Parmanu movie cast: John Abraham, Boman Irani, Diana Penty, Yogendra Tiku, Darshan Pandya, Vikas Kumar
Parmanu movie director: Abhishek Sharma
Parmanu movie rating: 1.5 stars
The story of how India entered the coveted global ‘nuclear club’ in May 1998 has been well documented. Those with long memories will recall the jubilation reflected in the media, as well as among parts of the general public, when the nuclear devices were exploded in the middle of the sand dunes of Pokharan. The highly secret project was orchestrated and executed by the chosen few in the then Vajpayee government, the military establishment, and the scientific community. As expected, there was great consternation and condemnation, from the US, which saw it as an embarrassing intelligence failure, as well as China and Pakistan.
In its recreation, ‘Parmanu’ plays out like a cat-and-mouse thriller, led from the front by the ultra-patriotic civil servant Ashwat Raina (Abraham), and his bunch of merry men and (one) woman (Penty). Even if we were to ignore the film’s jokey, often unintentionally funny tone, presumably used for wider audience appeal, it’s hard to overlook it’s scant use of historical fact: there is no mention of the origins of the nuclear programme, no mention of the how it came to be at the stage it is, when the movie opens.
Telling us that the film is merely ‘inspired’ by a true event (in the opening credits), is warning enough: we know, even before the film starts, that it will bung in ‘fictional’ masala to keeps us ‘entertained’ while the plot tries to find an uneasy fit alongside ‘dry fact’. So we get a frustrated Raina, biding his time after being fired by a dishonest ‘babu’ for creating a blueprint for a successful nuclear explosion, and his resurrection by another canny career bureaucrat (Irani). We get patriotic speeches. And all surface, no depth. Only saving grace: no outright anti-Pakistan jingoism.
If we go by the film, Raina single-handedly does it all : creates a team, gets it going, and keeps the American spies and satellites at bay while he’s at it. There is no doubt that the blasts were conducted in extreme secrecy, away from prying eyes, but you end up laughing out loud at the antics of the sole CIA agent on the ground who hangs out with an ISI type, one togged out in bermudas, the other in a beard. By the time you encounter another Yank, armed with a squeeze ball, and his grim boss, the laughter stops, leaving you wondering why it is so difficult to make a film on a significant event such as this one, which does full justice to its subject.

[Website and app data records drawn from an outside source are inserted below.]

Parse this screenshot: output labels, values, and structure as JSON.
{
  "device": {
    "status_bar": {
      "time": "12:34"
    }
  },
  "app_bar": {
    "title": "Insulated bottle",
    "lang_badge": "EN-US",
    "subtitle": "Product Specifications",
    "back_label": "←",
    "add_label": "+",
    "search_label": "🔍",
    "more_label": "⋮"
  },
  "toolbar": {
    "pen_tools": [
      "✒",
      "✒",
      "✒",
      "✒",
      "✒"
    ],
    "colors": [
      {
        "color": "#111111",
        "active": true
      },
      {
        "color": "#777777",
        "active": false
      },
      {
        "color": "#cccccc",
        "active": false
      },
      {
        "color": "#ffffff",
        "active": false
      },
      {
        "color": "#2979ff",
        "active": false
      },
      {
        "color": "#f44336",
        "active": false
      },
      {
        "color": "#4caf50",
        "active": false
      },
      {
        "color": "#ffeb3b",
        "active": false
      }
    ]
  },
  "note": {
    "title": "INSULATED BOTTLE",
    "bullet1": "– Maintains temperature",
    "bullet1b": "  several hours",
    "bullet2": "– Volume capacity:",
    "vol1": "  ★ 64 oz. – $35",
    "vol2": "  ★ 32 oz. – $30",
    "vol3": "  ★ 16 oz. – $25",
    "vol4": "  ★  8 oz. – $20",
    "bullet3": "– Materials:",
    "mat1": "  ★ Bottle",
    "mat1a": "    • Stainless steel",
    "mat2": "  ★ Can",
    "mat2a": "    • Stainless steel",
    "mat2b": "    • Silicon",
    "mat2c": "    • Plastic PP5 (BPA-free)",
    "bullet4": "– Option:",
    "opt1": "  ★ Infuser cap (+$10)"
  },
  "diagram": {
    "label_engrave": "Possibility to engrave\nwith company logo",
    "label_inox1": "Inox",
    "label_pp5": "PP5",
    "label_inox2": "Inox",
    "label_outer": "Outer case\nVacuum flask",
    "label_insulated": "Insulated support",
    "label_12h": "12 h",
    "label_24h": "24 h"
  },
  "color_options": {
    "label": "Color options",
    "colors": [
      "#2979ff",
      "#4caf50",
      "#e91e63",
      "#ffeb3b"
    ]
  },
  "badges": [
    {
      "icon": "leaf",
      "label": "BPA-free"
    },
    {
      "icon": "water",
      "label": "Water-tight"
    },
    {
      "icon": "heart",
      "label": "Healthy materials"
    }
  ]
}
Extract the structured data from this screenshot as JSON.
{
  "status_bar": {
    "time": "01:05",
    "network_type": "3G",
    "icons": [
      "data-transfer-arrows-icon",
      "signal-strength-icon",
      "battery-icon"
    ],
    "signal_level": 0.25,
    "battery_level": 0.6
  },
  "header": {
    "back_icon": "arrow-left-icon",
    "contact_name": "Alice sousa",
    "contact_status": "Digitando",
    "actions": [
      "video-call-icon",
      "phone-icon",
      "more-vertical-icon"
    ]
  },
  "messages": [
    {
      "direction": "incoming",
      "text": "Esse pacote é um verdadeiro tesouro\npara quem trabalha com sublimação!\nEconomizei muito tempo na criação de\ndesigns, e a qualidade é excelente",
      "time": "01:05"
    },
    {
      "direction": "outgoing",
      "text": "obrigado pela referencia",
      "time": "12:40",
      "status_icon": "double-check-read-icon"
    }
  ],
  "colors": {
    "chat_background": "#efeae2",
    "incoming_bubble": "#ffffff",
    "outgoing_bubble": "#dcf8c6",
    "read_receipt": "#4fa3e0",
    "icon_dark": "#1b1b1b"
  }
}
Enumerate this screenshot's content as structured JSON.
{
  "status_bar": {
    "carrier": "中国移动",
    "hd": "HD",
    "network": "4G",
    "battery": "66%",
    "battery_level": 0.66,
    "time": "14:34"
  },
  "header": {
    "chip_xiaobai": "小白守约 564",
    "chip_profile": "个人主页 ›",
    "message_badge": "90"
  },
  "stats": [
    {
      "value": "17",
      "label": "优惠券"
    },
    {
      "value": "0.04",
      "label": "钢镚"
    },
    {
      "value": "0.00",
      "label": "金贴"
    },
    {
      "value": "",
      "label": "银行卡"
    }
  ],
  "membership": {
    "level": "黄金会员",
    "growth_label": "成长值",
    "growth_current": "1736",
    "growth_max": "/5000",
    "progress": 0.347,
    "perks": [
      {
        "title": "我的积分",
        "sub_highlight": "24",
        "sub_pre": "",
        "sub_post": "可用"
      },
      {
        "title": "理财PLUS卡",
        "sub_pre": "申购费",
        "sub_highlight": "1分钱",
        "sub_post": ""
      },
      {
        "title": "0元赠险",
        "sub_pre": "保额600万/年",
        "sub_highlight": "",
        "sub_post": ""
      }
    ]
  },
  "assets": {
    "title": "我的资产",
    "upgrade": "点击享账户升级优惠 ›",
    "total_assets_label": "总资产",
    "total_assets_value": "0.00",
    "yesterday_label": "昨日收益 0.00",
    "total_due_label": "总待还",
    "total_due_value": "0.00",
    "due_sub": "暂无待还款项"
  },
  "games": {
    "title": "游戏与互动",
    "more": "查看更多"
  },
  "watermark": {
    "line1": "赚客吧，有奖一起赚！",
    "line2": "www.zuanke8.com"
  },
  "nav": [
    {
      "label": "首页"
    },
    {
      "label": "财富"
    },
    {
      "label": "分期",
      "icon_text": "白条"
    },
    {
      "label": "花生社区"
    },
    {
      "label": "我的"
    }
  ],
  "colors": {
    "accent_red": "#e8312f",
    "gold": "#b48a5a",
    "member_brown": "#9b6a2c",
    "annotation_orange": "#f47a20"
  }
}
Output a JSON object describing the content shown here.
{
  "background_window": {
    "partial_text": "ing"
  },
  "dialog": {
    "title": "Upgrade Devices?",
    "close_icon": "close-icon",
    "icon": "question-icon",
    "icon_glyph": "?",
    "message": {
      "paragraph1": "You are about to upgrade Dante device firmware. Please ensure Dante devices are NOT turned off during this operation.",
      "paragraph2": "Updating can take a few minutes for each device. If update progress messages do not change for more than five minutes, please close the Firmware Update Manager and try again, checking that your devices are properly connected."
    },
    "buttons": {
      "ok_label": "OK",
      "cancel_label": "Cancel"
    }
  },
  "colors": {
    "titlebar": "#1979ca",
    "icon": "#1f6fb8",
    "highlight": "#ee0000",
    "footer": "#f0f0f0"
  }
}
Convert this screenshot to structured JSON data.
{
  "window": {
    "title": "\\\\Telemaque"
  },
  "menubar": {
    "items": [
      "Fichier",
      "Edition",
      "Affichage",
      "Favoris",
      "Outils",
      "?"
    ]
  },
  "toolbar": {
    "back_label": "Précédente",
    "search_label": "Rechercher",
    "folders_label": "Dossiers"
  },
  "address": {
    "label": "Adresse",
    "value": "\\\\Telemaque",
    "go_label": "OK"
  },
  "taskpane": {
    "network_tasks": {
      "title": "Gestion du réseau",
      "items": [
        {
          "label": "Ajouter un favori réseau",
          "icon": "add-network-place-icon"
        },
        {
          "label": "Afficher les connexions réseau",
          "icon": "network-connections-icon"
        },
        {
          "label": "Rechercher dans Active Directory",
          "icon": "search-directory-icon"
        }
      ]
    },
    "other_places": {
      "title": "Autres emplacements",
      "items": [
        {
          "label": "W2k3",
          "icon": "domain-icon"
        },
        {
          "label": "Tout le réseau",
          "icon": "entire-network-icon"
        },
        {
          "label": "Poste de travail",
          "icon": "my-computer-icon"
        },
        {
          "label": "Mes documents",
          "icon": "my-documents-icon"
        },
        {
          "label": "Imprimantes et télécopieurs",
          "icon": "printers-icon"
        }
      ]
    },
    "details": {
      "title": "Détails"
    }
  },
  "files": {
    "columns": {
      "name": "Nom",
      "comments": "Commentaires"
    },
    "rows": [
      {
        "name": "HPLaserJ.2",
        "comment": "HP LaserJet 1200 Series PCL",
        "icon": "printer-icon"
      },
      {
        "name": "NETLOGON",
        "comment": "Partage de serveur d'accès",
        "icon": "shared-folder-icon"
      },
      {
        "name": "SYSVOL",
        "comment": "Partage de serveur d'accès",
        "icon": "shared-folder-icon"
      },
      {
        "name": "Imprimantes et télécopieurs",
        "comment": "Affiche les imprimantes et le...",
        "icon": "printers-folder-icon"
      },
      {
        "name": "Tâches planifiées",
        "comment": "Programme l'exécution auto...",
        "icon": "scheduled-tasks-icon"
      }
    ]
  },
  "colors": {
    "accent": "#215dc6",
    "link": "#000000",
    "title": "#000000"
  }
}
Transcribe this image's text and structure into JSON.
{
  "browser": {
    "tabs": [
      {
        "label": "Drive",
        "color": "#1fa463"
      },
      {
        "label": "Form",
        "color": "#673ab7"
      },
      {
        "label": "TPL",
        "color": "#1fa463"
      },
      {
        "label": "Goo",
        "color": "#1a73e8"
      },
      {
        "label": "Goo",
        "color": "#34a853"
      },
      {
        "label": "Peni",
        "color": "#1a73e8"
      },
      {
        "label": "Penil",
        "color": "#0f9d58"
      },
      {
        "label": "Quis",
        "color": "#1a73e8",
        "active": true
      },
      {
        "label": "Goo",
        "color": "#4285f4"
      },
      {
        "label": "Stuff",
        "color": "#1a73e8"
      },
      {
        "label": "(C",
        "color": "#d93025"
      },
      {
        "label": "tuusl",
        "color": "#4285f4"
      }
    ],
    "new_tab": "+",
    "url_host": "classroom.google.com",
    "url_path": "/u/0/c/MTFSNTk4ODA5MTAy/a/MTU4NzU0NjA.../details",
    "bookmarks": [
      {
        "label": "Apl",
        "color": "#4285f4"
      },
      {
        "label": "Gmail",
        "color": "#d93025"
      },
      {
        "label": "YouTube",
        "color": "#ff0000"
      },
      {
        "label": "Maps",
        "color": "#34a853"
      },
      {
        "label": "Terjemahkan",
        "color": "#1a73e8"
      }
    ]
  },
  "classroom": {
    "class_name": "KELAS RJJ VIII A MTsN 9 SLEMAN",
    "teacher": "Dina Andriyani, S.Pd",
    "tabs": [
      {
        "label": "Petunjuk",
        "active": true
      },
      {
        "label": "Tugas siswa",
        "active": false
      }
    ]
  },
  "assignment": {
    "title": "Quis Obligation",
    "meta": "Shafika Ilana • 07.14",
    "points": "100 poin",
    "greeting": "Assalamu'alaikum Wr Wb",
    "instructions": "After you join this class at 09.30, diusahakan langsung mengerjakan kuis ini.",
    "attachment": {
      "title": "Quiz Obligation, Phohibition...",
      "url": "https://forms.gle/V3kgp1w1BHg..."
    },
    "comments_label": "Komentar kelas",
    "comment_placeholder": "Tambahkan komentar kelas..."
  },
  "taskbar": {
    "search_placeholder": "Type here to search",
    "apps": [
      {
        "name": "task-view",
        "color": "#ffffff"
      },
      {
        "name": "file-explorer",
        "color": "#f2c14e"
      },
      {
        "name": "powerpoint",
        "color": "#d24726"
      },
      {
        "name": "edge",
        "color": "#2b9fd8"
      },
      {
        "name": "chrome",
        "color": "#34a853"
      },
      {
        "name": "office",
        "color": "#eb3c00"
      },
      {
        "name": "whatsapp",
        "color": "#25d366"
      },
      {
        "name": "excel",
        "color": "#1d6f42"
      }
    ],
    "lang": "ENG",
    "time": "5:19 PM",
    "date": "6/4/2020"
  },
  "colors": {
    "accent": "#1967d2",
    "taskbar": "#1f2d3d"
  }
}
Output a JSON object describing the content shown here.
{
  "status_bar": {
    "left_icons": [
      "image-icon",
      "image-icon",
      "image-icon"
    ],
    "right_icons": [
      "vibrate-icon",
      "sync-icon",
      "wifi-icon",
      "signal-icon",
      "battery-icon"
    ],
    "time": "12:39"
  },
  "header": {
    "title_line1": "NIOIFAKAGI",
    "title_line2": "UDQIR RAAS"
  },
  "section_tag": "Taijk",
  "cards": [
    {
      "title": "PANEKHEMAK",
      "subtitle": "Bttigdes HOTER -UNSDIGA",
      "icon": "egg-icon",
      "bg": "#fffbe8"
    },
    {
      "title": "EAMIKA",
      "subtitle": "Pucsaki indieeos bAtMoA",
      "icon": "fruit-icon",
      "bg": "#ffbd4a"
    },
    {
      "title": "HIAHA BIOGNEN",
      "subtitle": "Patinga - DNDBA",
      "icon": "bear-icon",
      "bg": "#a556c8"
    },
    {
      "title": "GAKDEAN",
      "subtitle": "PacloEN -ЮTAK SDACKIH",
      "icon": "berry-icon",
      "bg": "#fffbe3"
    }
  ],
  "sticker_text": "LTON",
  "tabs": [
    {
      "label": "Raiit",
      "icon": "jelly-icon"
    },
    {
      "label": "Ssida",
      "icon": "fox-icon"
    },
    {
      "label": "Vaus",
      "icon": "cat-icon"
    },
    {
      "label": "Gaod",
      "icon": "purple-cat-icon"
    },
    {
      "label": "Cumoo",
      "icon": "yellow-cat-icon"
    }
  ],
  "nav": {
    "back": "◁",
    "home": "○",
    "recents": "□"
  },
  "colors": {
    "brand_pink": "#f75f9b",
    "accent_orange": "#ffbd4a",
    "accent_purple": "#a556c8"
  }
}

You will get the money shot of Abraham and co walking in slo-mo to swelling background music, enveloped in a comic book feel. You will not get crucial nuance and detail, essential requirements for a film to be to taken seriously.